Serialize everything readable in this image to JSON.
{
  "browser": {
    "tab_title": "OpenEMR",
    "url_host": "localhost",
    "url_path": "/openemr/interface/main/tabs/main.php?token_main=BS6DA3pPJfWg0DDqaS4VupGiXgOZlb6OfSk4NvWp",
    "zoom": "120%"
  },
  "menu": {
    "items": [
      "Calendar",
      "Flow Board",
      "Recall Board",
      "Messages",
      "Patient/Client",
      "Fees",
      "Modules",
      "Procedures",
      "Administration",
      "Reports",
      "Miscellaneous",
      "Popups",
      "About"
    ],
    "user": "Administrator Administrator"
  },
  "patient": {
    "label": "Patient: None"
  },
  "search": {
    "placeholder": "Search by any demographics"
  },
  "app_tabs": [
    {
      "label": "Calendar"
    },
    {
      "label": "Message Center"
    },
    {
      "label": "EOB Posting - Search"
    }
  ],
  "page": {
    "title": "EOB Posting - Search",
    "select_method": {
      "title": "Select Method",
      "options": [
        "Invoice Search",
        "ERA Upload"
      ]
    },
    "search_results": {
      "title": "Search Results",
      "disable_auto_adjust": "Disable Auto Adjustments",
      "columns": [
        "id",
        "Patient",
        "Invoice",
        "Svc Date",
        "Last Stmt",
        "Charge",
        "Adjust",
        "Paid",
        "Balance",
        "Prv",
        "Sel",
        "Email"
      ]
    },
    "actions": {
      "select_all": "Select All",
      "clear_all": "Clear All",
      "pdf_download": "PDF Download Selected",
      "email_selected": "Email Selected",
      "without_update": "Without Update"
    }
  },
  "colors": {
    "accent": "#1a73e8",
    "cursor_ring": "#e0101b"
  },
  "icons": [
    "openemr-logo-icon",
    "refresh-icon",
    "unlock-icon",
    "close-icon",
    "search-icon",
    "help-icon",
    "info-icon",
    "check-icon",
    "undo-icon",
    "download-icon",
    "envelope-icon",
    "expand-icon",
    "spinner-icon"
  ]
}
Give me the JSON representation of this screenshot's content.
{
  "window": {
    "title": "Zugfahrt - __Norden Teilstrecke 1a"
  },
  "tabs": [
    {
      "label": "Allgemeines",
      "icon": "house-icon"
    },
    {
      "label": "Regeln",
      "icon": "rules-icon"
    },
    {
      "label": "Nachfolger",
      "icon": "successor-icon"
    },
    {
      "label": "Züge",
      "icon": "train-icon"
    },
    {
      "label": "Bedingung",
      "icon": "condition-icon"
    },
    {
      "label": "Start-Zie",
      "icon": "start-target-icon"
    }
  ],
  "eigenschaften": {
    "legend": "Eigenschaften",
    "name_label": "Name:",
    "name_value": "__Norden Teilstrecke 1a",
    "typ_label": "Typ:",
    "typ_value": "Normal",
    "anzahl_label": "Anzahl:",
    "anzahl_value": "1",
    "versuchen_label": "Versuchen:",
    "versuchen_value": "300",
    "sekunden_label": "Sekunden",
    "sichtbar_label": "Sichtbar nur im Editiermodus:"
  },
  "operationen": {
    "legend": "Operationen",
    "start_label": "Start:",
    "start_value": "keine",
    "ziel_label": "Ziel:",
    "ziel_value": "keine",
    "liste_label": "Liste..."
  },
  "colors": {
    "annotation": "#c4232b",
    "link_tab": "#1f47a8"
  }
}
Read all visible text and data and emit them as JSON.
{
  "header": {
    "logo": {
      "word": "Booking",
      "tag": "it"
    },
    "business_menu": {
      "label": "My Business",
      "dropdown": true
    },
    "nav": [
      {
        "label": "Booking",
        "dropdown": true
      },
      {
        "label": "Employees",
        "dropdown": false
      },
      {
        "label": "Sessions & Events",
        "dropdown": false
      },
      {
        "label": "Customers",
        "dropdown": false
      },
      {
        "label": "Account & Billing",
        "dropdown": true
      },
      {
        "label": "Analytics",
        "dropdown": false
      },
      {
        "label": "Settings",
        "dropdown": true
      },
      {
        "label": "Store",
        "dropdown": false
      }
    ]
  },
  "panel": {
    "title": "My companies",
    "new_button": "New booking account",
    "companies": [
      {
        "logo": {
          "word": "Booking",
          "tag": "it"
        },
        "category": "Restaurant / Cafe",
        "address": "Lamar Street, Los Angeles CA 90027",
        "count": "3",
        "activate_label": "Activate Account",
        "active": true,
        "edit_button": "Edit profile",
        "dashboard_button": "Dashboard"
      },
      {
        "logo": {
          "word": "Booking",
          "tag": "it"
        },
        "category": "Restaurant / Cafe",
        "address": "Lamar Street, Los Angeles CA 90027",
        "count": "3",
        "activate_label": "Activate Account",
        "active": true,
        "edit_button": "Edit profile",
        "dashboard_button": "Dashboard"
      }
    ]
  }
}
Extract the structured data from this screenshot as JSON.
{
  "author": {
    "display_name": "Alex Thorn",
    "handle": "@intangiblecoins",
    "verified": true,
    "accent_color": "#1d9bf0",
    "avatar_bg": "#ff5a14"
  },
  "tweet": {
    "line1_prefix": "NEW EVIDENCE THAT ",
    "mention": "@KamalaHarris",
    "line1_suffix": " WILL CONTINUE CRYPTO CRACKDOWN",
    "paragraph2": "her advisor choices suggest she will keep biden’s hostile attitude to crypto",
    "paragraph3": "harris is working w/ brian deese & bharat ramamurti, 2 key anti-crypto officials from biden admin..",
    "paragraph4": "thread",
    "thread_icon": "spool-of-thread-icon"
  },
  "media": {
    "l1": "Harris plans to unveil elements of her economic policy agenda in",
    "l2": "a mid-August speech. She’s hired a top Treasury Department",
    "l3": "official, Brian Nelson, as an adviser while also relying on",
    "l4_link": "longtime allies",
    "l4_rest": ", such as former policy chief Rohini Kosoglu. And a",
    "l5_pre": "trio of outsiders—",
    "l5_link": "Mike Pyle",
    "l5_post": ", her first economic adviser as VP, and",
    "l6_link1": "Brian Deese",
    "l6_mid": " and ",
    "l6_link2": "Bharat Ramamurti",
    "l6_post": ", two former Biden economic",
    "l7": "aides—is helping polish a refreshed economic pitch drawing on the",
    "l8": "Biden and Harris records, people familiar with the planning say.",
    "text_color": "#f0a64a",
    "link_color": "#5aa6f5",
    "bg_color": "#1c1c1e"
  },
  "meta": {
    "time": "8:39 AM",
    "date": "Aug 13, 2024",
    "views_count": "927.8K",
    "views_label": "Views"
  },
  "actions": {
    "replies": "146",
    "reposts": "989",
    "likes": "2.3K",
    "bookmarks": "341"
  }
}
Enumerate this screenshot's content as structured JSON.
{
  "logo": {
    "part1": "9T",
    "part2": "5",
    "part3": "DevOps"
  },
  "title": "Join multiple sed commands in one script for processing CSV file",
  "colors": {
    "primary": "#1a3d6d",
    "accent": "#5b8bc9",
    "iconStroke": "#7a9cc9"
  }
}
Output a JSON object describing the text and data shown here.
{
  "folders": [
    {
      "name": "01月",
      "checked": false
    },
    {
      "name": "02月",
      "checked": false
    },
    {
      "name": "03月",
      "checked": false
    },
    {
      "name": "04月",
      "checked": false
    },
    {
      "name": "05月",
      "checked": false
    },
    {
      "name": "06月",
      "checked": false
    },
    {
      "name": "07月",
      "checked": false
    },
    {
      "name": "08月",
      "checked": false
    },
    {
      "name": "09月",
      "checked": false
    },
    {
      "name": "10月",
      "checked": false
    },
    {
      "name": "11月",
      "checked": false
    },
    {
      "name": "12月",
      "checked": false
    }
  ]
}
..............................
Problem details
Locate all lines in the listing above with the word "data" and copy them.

Your response
Read all visible text and data and emit them as JSON.
Extract the structured data from this screenshot as JSON.
Output a JSON object describing the text and data shown here.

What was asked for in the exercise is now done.